::: Input for this task :::

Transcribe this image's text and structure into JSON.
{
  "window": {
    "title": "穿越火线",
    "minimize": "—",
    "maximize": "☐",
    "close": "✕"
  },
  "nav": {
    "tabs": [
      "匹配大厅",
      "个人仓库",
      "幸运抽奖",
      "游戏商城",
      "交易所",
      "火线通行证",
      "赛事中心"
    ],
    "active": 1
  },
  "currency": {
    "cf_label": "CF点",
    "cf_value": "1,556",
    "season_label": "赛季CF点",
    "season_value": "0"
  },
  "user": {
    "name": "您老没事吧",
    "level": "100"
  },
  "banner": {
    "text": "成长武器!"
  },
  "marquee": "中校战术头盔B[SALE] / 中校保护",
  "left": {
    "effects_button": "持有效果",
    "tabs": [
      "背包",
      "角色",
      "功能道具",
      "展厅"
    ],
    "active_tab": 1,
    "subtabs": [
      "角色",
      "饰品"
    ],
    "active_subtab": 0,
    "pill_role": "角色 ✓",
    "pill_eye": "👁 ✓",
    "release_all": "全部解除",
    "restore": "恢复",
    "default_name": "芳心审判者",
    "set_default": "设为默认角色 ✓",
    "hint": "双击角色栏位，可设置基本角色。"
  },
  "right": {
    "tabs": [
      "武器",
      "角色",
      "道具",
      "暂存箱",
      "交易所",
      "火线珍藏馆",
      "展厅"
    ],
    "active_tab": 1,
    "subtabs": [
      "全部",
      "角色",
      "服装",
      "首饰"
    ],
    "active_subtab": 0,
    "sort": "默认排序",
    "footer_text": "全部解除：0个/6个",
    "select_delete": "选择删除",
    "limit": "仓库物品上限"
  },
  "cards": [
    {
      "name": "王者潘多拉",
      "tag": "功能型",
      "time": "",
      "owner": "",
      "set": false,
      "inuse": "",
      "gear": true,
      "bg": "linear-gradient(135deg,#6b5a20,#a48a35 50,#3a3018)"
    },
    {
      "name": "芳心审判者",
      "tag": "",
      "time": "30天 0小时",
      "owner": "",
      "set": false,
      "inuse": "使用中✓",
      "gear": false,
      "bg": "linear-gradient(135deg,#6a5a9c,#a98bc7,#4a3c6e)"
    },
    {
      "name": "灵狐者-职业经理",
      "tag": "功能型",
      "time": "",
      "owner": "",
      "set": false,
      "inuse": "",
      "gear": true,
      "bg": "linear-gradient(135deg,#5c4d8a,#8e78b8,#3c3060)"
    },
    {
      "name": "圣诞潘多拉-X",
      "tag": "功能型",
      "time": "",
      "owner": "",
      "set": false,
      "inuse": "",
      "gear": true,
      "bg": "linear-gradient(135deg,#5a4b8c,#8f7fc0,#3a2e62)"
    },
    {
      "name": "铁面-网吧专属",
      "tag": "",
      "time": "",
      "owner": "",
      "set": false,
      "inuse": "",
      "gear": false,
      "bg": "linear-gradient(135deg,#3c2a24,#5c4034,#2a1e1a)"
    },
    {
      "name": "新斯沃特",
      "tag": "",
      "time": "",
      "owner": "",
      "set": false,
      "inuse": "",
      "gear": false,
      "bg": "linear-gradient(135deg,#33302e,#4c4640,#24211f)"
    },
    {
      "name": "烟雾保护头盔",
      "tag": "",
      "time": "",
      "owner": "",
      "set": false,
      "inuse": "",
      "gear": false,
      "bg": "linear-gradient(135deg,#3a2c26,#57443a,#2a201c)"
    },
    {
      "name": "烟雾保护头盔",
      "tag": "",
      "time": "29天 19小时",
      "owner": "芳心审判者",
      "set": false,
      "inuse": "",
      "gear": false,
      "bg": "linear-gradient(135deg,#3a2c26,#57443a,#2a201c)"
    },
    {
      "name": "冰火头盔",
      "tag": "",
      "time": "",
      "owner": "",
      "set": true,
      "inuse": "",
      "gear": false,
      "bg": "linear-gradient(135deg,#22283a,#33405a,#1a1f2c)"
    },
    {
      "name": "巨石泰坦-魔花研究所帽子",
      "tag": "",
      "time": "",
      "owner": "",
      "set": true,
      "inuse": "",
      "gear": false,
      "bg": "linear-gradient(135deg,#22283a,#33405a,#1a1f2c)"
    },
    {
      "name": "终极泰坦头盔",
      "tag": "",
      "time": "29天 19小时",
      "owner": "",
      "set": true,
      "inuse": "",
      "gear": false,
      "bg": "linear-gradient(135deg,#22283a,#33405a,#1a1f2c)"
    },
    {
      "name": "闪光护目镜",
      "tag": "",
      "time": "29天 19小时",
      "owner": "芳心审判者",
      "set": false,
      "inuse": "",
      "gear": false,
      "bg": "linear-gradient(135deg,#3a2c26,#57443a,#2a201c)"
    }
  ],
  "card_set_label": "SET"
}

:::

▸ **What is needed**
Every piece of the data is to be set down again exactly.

▸ **Reply**
Transcribe this image's text and structure into JSON.
{
  "window": {
    "title": "穿越火线",
    "minimize": "—",
    "maximize": "☐",
    "close": "✕"
  },
  "nav": {
    "tabs": [
      "匹配大厅",
      "个人仓库",
      "幸运抽奖",
      "游戏商城",
      "交易所",
      "火线通行证",
      "赛事中心"
    ],
    "active": 1
  },
  "currency": {
    "cf_label": "CF点",
    "cf_value": "1,556",
    "season_label": "赛季CF点",
    "season_value": "0"
  },
  "user": {
    "name": "您老没事吧",
    "level": "100"
  },
  "banner": {
    "text": "成长武器!"
  },
  "marquee": "中校战术头盔B[SALE] / 中校保护",
  "left": {
    "effects_button": "持有效果",
    "tabs": [
      "背包",
      "角色",
      "功能道具",
      "展厅"
    ],
    "active_tab": 1,
    "subtabs": [
      "角色",
      "饰品"
    ],
    "active_subtab": 0,
    "pill_role": "角色 ✓",
    "pill_eye": "👁 ✓",
    "release_all": "全部解除",
    "restore": "恢复",
    "default_name": "芳心审判者",
    "set_default": "设为默认角色 ✓",
    "hint": "双击角色栏位，可设置基本角色。"
  },
  "right": {
    "tabs": [
      "武器",
      "角色",
      "道具",
      "暂存箱",
      "交易所",
      "火线珍藏馆",
      "展厅"
    ],
    "active_tab": 1,
    "subtabs": [
      "全部",
      "角色",
      "服装",
      "首饰"
    ],
    "active_subtab": 0,
    "sort": "默认排序",
    "footer_text": "全部解除：0个/6个",
    "select_delete": "选择删除",
    "limit": "仓库物品上限"
  },
  "cards": [
    {
      "name": "王者潘多拉",
      "tag": "功能型",
      "time": "",
      "owner": "",
      "set": false,
      "inuse": "",
      "gear": true,
      "bg": "linear-gradient(135deg,#6b5a20,#a48a35 50,#3a3018)"
    },
    {
      "name": "芳心审判者",
      "tag": "",
      "time": "30天 0小时",
      "owner": "",
      "set": false,
      "inuse": "使用中✓",
      "gear": false,
      "bg": "linear-gradient(135deg,#6a5a9c,#a98bc7,#4a3c6e)"
    },
    {
      "name": "灵狐者-职业经理",
      "tag": "功能型",
      "time": "",
      "owner": "",
      "set": false,
      "inuse": "",
      "gear": true,
      "bg": "linear-gradient(135deg,#5c4d8a,#8e78b8,#3c3060)"
    },
    {
      "name": "圣诞潘多拉-X",
      "tag": "功能型",
      "time": "",
      "owner": "",
      "set": false,
      "inuse": "",
      "gear": true,
      "bg": "linear-gradient(135deg,#5a4b8c,#8f7fc0,#3a2e62)"
    },
    {
      "name": "铁面-网吧专属",
      "tag": "",
      "time": "",
      "owner": "",
      "set": false,
      "inuse": "",
      "gear": false,
      "bg": "linear-gradient(135deg,#3c2a24,#5c4034,#2a1e1a)"
    },
    {
      "name": "新斯沃特",
      "tag": "",
      "time": "",
      "owner": "",
      "set": false,
      "inuse": "",
      "gear": false,
      "bg": "linear-gradient(135deg,#33302e,#4c4640,#24211f)"
    },
    {
      "name": "烟雾保护头盔",
      "tag": "",
      "time": "",
      "owner": "",
      "set": false,
      "inuse": "",
      "gear": false,
      "bg": "linear-gradient(135deg,#3a2c26,#57443a,#2a201c)"
    },
    {
      "name": "烟雾保护头盔",
      "tag": "",
      "time": "29天 19小时",
      "owner": "芳心审判者",
      "set": false,
      "inuse": "",
      "gear": false,
      "bg": "linear-gradient(135deg,#3a2c26,#57443a,#2a201c)"
    },
    {
      "name": "冰火头盔",
      "tag": "",
      "time": "",
      "owner": "",
      "set": true,
      "inuse": "",
      "gear": false,
      "bg": "linear-gradient(135deg,#22283a,#33405a,#1a1f2c)"
    },
    {
      "name": "巨石泰坦-魔花研究所帽子",
      "tag": "",
      "time": "",
      "owner": "",
      "set": true,
      "inuse": "",
      "gear": false,
      "bg": "linear-gradient(135deg,#22283a,#33405a,#1a1f2c)"
    },
    {
      "name": "终极泰坦头盔",
      "tag": "",
      "time": "29天 19小时",
      "owner": "",
      "set": true,
      "inuse": "",
      "gear": false,
      "bg": "linear-gradient(135deg,#22283a,#33405a,#1a1f2c)"
    },
    {
      "name": "闪光护目镜",
      "tag": "",
      "time": "29天 19小时",
      "owner": "芳心审判者",
      "set": false,
      "inuse": "",
      "gear": false,
      "bg": "linear-gradient(135deg,#3a2c26,#57443a,#2a201c)"
    }
  ],
  "card_set_label": "SET"
}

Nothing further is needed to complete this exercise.